◆ Exercise objective ◆
Write out all of the records precisely. Skip anything that is a picture.

◆ Source information ◆
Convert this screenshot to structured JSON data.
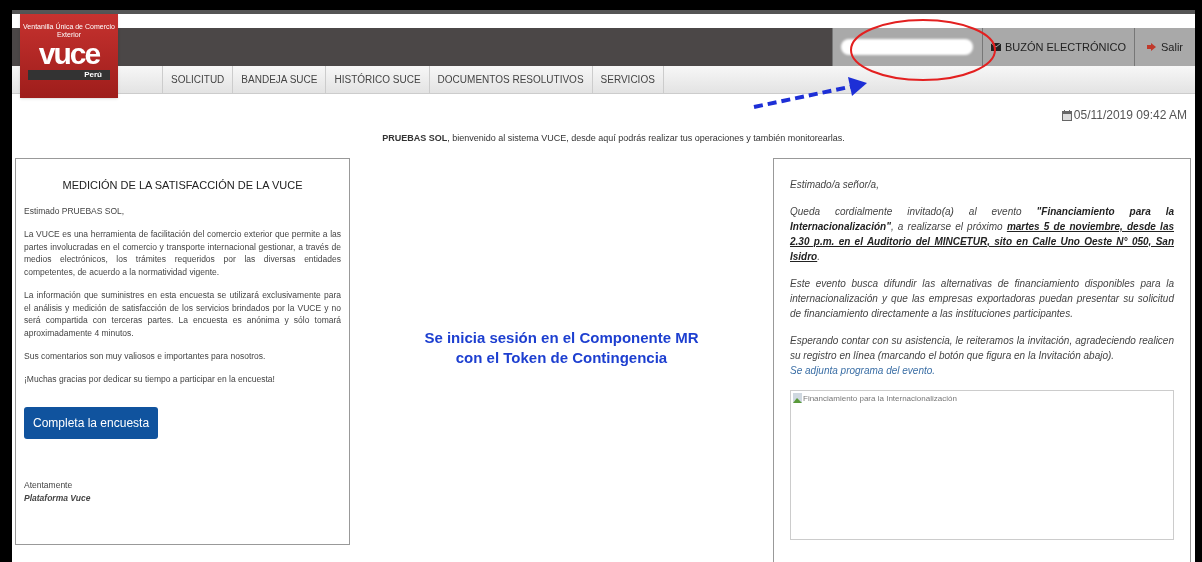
{
  "logo": {
    "tagline": "Ventanilla Única de Comercio Exterior",
    "name": "vuce",
    "country": "Perú"
  },
  "top_bar": {
    "user_field": {
      "kind": "redacted"
    },
    "mailbox": "BUZÓN ELECTRÓNICO",
    "logout": "Salir"
  },
  "nav": [
    {
      "label": "SOLICITUD"
    },
    {
      "label": "BANDEJA SUCE"
    },
    {
      "label": "HISTÓRICO SUCE"
    },
    {
      "label": "DOCUMENTOS RESOLUTIVOS"
    },
    {
      "label": "SERVICIOS"
    }
  ],
  "datetime": "05/11/2019 09:42 AM",
  "welcome": "**PRUEBAS SOL**, bienvenido al sistema VUCE, desde aquí podrás realizar tus operaciones y también monitorearlas.",
  "survey": {
    "title": "MEDICIÓN DE LA SATISFACCIÓN DE LA VUCE",
    "greeting": "Estimado PRUEBAS SOL,",
    "paragraphs": [
      "La VUCE es una herramienta de facilitación del comercio exterior que permite a las partes involucradas en el comercio y transporte internacional gestionar, a través de medios electrónicos, los trámites requeridos por las diversas entidades competentes, de acuerdo a la normatividad vigente.",
      "La información que suministres en esta encuesta se utilizará exclusivamente para el análisis y medición de satisfacción de los servicios brindados por la VUCE y no será compartida con terceras partes. La encuesta es anónima y sólo tomará aproximadamente 4 minutos.",
      "Sus comentarios son muy valiosos e importantes para nosotros.",
      "¡Muchas gracias por dedicar su tiempo a participar en la encuesta!"
    ],
    "button": "Completa la encuesta",
    "closing": "Atentamente",
    "signature": "Plataforma Vuce"
  },
  "notice": "Se inicia sesión en el Componente MR con el Token de Contingencia",
  "invitation": {
    "greeting": "Estimado/a señor/a,",
    "invite": [
      {
        "kind": "plain",
        "text": "Queda cordialmente invitado(a) al evento "
      },
      {
        "kind": "bold",
        "text": "\"Financiamiento para la Internacionalización\""
      },
      {
        "kind": "plain",
        "text": ", a realizarse el próximo "
      },
      {
        "kind": "underline",
        "text": "martes 5 de noviembre, desde las 2.30 p.m. en el Auditorio del MINCETUR, sito en Calle Uno Oeste N° 050, San Isidro"
      },
      {
        "kind": "plain",
        "text": "."
      }
    ],
    "paragraphs": [
      "Este evento busca difundir las alternativas de financiamiento disponibles para la internacionalización y que las empresas exportadoras puedan presentar su solicitud de financiamiento directamente a las instituciones participantes.",
      "Esperando contar con su asistencia, le reiteramos la invitación, agradeciendo realicen su registro en línea (marcando el botón que figura en la Invitación abajo)."
    ],
    "link": "Se adjunta programa del evento.",
    "image_alt": "Financiamiento para la Internacionalización"
  }
}
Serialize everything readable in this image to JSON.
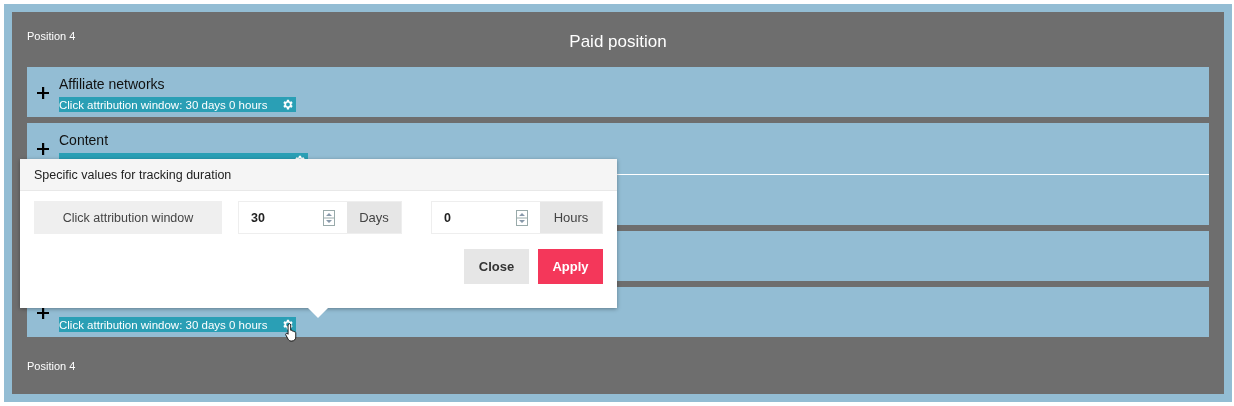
{
  "panel": {
    "label_top": "Position 4",
    "title": "Paid position",
    "label_bottom": "Position 4"
  },
  "rows": [
    {
      "kind": "channel",
      "name": "Affiliate networks",
      "caption": "Click attribution window: 30 days 0 hours",
      "drop_line_below": false
    },
    {
      "kind": "name_only",
      "name": "Content",
      "drop_line_below": true
    },
    {
      "kind": "covered",
      "drop_line_below": false
    },
    {
      "kind": "covered",
      "drop_line_below": false
    },
    {
      "kind": "caption_only",
      "caption": "Click attribution window: 30 days 0 hours",
      "drop_line_below": false,
      "hovered": true
    }
  ],
  "popup": {
    "title": "Specific values for tracking duration",
    "label": "Click attribution window",
    "days": {
      "value": "30",
      "unit": "Days"
    },
    "hours": {
      "value": "0",
      "unit": "Hours"
    },
    "buttons": [
      {
        "label": "Close",
        "kind": "secondary"
      },
      {
        "label": "Apply",
        "kind": "primary"
      }
    ]
  }
}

◆ Answer box ◆
Convert this screenshot to structured JSON data.
{
  "logo": {
    "tagline": "Ventanilla Única de Comercio Exterior",
    "name": "vuce",
    "country": "Perú"
  },
  "top_bar": {
    "user_field": {
      "kind": "redacted"
    },
    "mailbox": "BUZÓN ELECTRÓNICO",
    "logout": "Salir"
  },
  "nav": [
    {
      "label": "SOLICITUD"
    },
    {
      "label": "BANDEJA SUCE"
    },
    {
      "label": "HISTÓRICO SUCE"
    },
    {
      "label": "DOCUMENTOS RESOLUTIVOS"
    },
    {
      "label": "SERVICIOS"
    }
  ],
  "datetime": "05/11/2019 09:42 AM",
  "welcome": "**PRUEBAS SOL**, bienvenido al sistema VUCE, desde aquí podrás realizar tus operaciones y también monitorearlas.",
  "survey": {
    "title": "MEDICIÓN DE LA SATISFACCIÓN DE LA VUCE",
    "greeting": "Estimado PRUEBAS SOL,",
    "paragraphs": [
      "La VUCE es una herramienta de facilitación del comercio exterior que permite a las partes involucradas en el comercio y transporte internacional gestionar, a través de medios electrónicos, los trámites requeridos por las diversas entidades competentes, de acuerdo a la normatividad vigente.",
      "La información que suministres en esta encuesta se utilizará exclusivamente para el análisis y medición de satisfacción de los servicios brindados por la VUCE y no será compartida con terceras partes. La encuesta es anónima y sólo tomará aproximadamente 4 minutos.",
      "Sus comentarios son muy valiosos e importantes para nosotros.",
      "¡Muchas gracias por dedicar su tiempo a participar en la encuesta!"
    ],
    "button": "Completa la encuesta",
    "closing": "Atentamente",
    "signature": "Plataforma Vuce"
  },
  "notice": "Se inicia sesión en el Componente MR con el Token de Contingencia",
  "invitation": {
    "greeting": "Estimado/a señor/a,",
    "invite": [
      {
        "kind": "plain",
        "text": "Queda cordialmente invitado(a) al evento "
      },
      {
        "kind": "bold",
        "text": "\"Financiamiento para la Internacionalización\""
      },
      {
        "kind": "plain",
        "text": ", a realizarse el próximo "
      },
      {
        "kind": "underline",
        "text": "martes 5 de noviembre, desde las 2.30 p.m. en el Auditorio del MINCETUR, sito en Calle Uno Oeste N° 050, San Isidro"
      },
      {
        "kind": "plain",
        "text": "."
      }
    ],
    "paragraphs": [
      "Este evento busca difundir las alternativas de financiamiento disponibles para la internacionalización y que las empresas exportadoras puedan presentar su solicitud de financiamiento directamente a las instituciones participantes.",
      "Esperando contar con su asistencia, le reiteramos la invitación, agradeciendo realicen su registro en línea (marcando el botón que figura en la Invitación abajo)."
    ],
    "link": "Se adjunta programa del evento.",
    "image_alt": "Financiamiento para la Internacionalización"
  }
}
Serialize everything readable in this image to JSON.
{
  "panel": {
    "label_top": "Position 4",
    "title": "Paid position",
    "label_bottom": "Position 4"
  },
  "rows": [
    {
      "kind": "channel",
      "name": "Affiliate networks",
      "caption": "Click attribution window: 30 days 0 hours",
      "drop_line_below": false
    },
    {
      "kind": "name_only",
      "name": "Content",
      "drop_line_below": true
    },
    {
      "kind": "covered",
      "drop_line_below": false
    },
    {
      "kind": "covered",
      "drop_line_below": false
    },
    {
      "kind": "caption_only",
      "caption": "Click attribution window: 30 days 0 hours",
      "drop_line_below": false,
      "hovered": true
    }
  ],
  "popup": {
    "title": "Specific values for tracking duration",
    "label": "Click attribution window",
    "days": {
      "value": "30",
      "unit": "Days"
    },
    "hours": {
      "value": "0",
      "unit": "Hours"
    },
    "buttons": [
      {
        "label": "Close",
        "kind": "secondary"
      },
      {
        "label": "Apply",
        "kind": "primary"
      }
    ]
  }
}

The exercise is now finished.